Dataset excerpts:
- - -
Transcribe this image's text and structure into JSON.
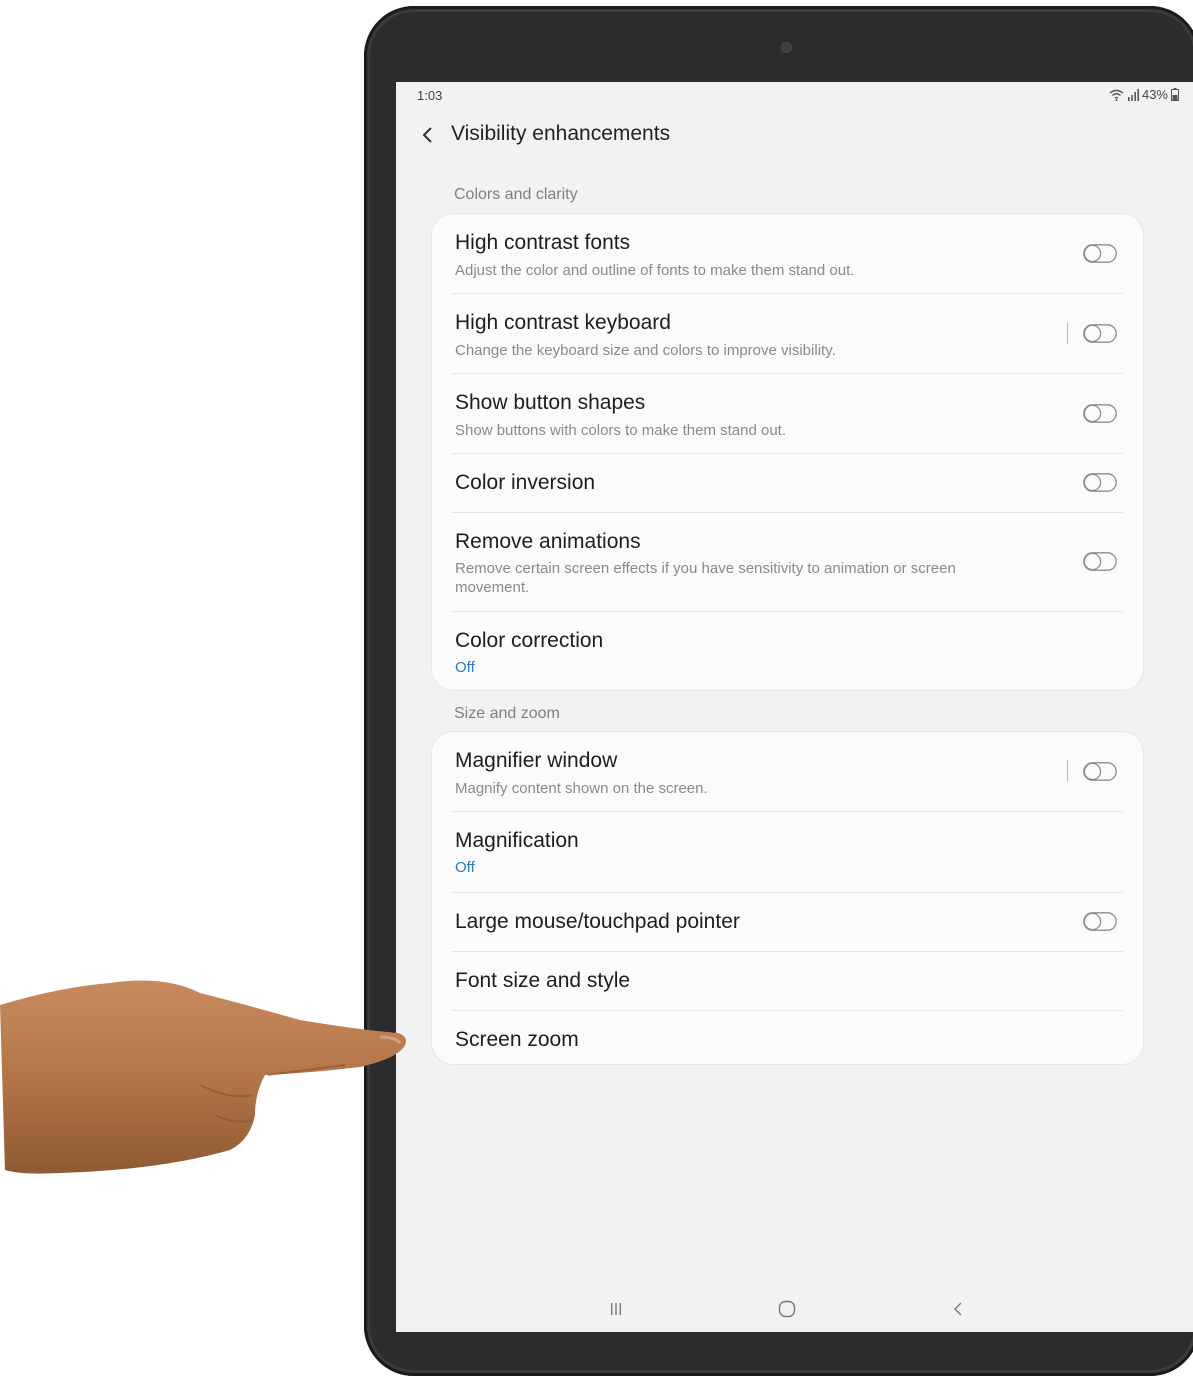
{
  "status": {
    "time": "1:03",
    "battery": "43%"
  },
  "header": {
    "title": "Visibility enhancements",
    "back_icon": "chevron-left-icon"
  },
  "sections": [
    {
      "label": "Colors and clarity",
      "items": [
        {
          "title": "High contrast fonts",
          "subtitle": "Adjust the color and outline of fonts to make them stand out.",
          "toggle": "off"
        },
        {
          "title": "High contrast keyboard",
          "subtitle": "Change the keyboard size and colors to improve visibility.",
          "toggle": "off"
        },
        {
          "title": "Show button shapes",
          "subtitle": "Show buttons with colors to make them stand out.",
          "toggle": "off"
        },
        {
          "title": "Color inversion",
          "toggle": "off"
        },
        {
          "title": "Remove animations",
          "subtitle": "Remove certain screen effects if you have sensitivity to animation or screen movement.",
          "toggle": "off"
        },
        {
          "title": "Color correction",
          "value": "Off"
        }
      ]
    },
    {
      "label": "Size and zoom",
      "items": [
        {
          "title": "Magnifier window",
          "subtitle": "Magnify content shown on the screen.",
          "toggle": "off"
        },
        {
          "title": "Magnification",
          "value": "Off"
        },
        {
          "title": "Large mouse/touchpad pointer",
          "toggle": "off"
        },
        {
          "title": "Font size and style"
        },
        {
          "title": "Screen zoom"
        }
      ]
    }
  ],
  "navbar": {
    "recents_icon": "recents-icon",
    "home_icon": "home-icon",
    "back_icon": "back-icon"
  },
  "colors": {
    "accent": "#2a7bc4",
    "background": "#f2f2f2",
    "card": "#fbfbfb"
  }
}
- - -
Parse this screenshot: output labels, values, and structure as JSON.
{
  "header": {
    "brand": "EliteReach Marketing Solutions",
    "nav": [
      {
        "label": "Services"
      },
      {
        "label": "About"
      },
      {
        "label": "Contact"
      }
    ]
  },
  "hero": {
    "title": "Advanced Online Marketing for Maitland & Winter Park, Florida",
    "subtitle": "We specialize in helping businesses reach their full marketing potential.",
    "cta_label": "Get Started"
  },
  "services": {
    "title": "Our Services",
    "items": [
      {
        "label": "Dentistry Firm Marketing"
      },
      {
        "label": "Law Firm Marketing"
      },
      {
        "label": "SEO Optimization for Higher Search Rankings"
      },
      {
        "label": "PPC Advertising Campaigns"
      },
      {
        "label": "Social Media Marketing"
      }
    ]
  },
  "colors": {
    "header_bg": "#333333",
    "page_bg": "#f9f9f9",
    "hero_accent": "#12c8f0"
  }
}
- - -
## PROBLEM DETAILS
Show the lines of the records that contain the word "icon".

## PROBLEM SOLUTION
    "back_icon": "chevron-left-icon"
    "recents_icon": "recents-icon",
    "home_icon": "home-icon",
    "back_icon": "back-icon"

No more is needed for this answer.